"missing" is the word to look for; copy each line of the listing where it occurs.
(TASK INPUT)
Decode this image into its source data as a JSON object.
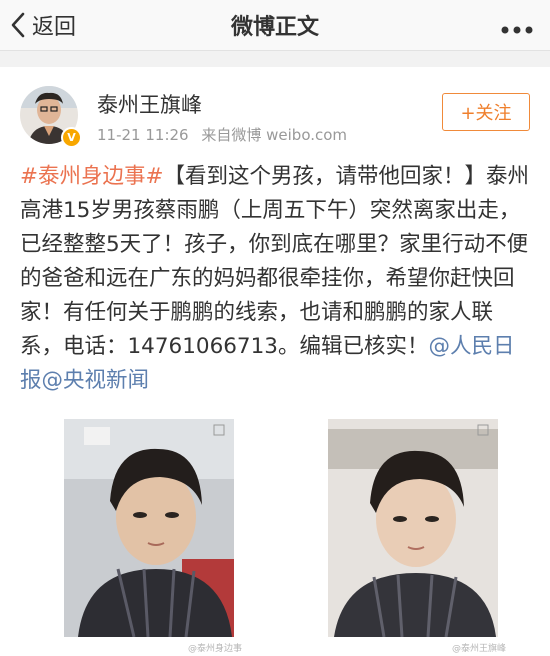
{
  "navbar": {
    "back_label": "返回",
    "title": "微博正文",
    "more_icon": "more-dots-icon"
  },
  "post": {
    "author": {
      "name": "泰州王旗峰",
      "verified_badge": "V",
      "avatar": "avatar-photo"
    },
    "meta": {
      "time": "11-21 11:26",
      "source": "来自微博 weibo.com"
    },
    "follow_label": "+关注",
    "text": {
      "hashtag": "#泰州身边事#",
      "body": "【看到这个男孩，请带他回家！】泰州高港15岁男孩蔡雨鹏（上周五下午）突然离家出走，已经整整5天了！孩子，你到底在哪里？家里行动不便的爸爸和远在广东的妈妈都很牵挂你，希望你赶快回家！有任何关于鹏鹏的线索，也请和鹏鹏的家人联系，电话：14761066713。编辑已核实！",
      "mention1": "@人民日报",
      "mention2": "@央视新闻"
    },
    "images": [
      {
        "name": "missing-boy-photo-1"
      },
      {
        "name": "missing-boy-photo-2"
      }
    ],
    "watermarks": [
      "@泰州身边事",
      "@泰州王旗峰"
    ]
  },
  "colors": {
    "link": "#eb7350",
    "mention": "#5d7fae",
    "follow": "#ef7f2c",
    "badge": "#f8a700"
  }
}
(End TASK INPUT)
- _REPLY TO THE EXERCISE_:
        "name": "missing-boy-photo-1"
        "name": "missing-boy-photo-2"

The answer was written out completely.